Abstract: The Water Use Planning (WUP) program was designed to revise the operating plans of BC Hydro’s hydroelectric facilities to improve the protection of social and environmental values beyond hydro production, and was intended to resolve conflicts that had escalated in the early 1990s among dam operators, environmentalists, industry stakeholders, local communities, First Nations and government. The Jordan River WUP focused on ensuring that sufficient water was flowing for freshwater fish habitats and specific recreational considerations of the community were achieved. However, numerous other issues were beyond the scope of the WUP process, including: water quality concerns from contamination by improper disposal of wood waste by the logging industry, copper contaminants from previous mines that are no longer active, the extinction of Jordan River Pink and Coho salmon runs, and the recognition of local First Nations’ watershed values. Consequently, local advocates are calling for the creation of a watershed-based group as a mechanism for greater influence in future water planning processes. While the WUP process had a narrow scope, the studies conducted to support the process, and the opportunity to engage in participatory structured decision-making did contribute to building overall knowledge and community engagement. The question that has emerged now though, is whether the WUP process indirectly contributed to the watershed’s community capacity for local watershed governance. This study will examine this question in the Jordan River watershed with the intention to provide insights to community initiatives and recommendations for the upcoming provincial WUP review concluding in 2030.
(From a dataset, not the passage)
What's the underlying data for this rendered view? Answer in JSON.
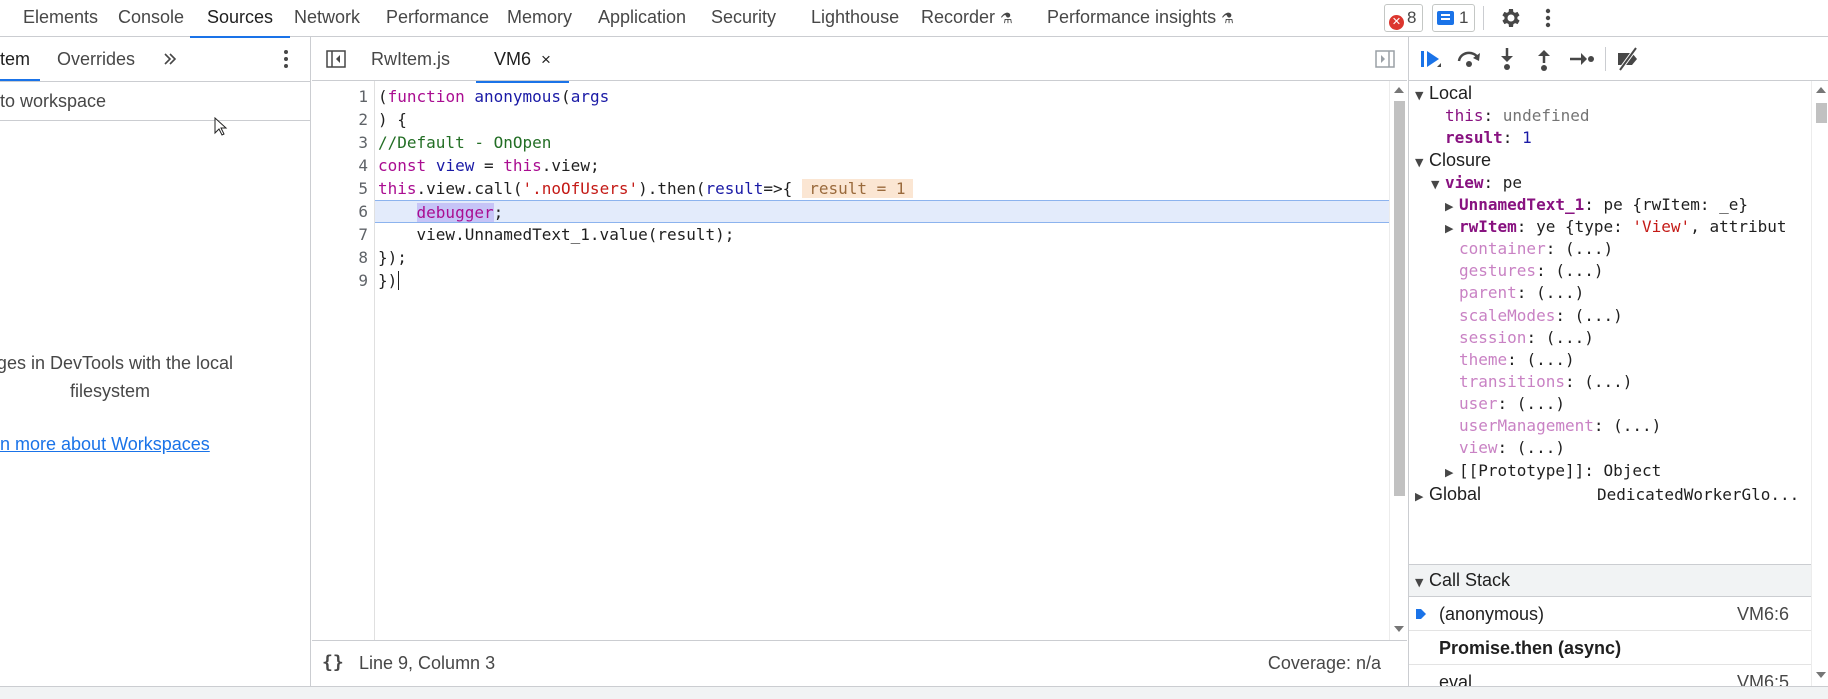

Title: Exploring Indigenous-led collaborative planning in a watershed context: Perspectives from the Nechako Headwaters
Authors: Kate Hewitt1, Dr. Margot Parkes2
1 Masters Student, Natural Resources & Environmental Studies Institute, University of Northern British Columbia; 2 Associate Professor, School of Health Sciences, University of Northern British Columbia
Increased demands for the allocation and extraction of land and water resources in British Columbia (BC) are adding pressure for collaborative watershed-based planning. In parallel, there is a growing movement towards incorporating Indigenous perspectives for exploring novel collaborative approaches. Recent literature suggests Indigenous research data, stories and narratives are a critical piece in shaping effective, culturally acceptable strategies for land and water planning and management. This is also due to greater legal recognition of Indigenous rights and title. As a result of these increasing demands, there is a need to study novel approaches for advancing collaborative and culturally appropriate watershed planning.
Informed by new collaborative approaches to land and water allocation in BC, this research explores the perspectives of Cheslatta Carrier Nation (CCN). Guided by an Indigenous research methodology and the appreciative inquiry method, this research will explore how the CCN are advancing their own objectives by increasing their presence on the landscape through openly sharing their rich history and traditional knowledge in a novel ‘arms open’ approach. This research poster will share preliminary research finding from the literature and CCN.